GUILTY! - Murray Can't Wriggle Off The Hook Now
But eight weeks down the road, we’ve lured Kris Boyd to Ibrox for a song, unsuccessfully offered a short term deal to Nigel Quashie and donned a mask in a bid to get Derek Riordan for a snip – were Hibs ever likely to accept our insult of an offer? Meanwhile, the new investment, aka the big announcement, has got bogged down in a lot of dross about legalities.
How many times will this man open his mouth, let his belly rumble, then expect us to accept his word as gospel? Well, he has done it and got away with it so often, it is hardly surprising that he thinks nothing of rattling out the same old guff time after time. Until Rangers fans stand up and let it be known they have had enough, Murray will continue to treat us with as nothing more than nodding dogs.

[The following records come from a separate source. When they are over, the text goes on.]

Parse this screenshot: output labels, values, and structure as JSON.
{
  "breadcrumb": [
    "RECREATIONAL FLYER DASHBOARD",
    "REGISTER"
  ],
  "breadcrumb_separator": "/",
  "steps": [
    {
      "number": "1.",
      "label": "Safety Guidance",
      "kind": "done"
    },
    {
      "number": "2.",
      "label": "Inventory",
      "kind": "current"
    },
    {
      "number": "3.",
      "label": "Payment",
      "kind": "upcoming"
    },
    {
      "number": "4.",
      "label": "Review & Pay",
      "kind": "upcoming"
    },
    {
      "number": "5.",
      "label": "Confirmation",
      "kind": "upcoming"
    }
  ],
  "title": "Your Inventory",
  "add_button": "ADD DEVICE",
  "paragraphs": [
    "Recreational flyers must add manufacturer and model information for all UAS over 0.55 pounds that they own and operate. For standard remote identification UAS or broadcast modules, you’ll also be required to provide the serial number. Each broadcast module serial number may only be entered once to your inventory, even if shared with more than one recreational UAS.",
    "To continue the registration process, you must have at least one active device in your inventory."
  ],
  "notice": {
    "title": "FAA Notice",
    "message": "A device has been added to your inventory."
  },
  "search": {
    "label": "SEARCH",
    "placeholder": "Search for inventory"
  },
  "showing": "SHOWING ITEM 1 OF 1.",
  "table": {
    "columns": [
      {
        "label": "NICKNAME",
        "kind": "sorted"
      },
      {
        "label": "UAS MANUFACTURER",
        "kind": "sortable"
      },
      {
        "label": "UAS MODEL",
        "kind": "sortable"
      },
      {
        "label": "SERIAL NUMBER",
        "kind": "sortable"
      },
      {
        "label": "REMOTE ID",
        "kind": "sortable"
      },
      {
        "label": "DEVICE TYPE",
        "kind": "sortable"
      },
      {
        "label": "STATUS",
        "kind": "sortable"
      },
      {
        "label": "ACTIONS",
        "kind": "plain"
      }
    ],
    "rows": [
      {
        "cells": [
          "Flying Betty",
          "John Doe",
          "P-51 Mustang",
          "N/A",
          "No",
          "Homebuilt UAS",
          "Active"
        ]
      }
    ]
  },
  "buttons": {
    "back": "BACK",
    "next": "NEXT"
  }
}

Tony Mowbray certainly wasn’t the only one to question the motives behind the bid for Derek Riordan. But rather than upsetting Hibs in the build-up to the big match at the weekend, there are plenty of us who see it as yet another cynical Murray ploy to con the fans. He promised us three players, we got Boyd but were knocked back by Quashie and Riordan, and now he is hiding behind the ‘we won’t be held to ransom’ line.
Only the gullible will swallow it...but sadly some will. So there will be more flim-flam before there is any significant change in the outlook.
This weekend’s cup-tie against Hibs and our forthcoming SPL games are crucial, both to the current wellbeing of the club and to our hopes of competing at the top level next season. And in a few weeks time the team will line up against top quality opposition in arguably the most important match staged at Ibrox since our great unbeaten run in Europe in the 92-93 season.
Yet we go into such a testing programme with just one significant addition to the payroll. And whilst I like what I have seen of Kris Boyd, there were surely other areas of the field where strengthening the squad was a greater priority, noteably midfield and the heart of the defence. The prospect of Rangers being found out big-time over the next few weeks is crystal clear, yet David Murray, Martin Bain and Alex McLeish are prepared to sit back and let it happen.
Not for a second would I ever wish Rangers to lose a game but, remembering the Minted One’s high and mighty response to us squeezing into the last 16 of the Champions League, I’m beginning to think us fans are in a no-win situation. If we get through Saturday, go on to win the Scottish Cup, climb up the league table and maybe even go a wee bit further in Europe, Murray will sneer at our concerns and tell us he was right all along. So those FFers who know me will not be surprised when I inject some depressing realism into any end of season bevvy-sessions.
However, if we lose out to Hibs at the weekend, revert to type and again blow hot and cold in the league, then suffer an embarrassing doing from Villarreal, maybe the Murray apologists will finally see where he is taking us and the calls for change will grow in volume. When Timothy is on the gloat I will find some consolotion in the hope that, sooner or later, the penny will drop and the heat might be turned up on Murray.
The most annoying factor about all this penny-pinching is that David Murray doesn’t need to do it. He has the financial clout but prefers to channel this into property development and other ventures, while starving Rangers of the necessary resources to compete at the top level. And as things stand, we’ve got a lot of work to do to get back into contention on the home front before we can even begin to think about Europe.
Everything about our great club appears to be clouded in doubt at the moment, whether it be the state of our finances, the position of the manager, the identity of his successor, the shape of the team, our hopes for the future, even the colour of socks the players wear. There are many contributory factors to this current sorry situation but the culpability of one man overrides them all. He is bad for Rangers and, until he can be persuaded to change his approach or, better still, move on to pastures new, the mood around Ibrox will be one of suspicion and uncertainty.
Over to you, Mr Murray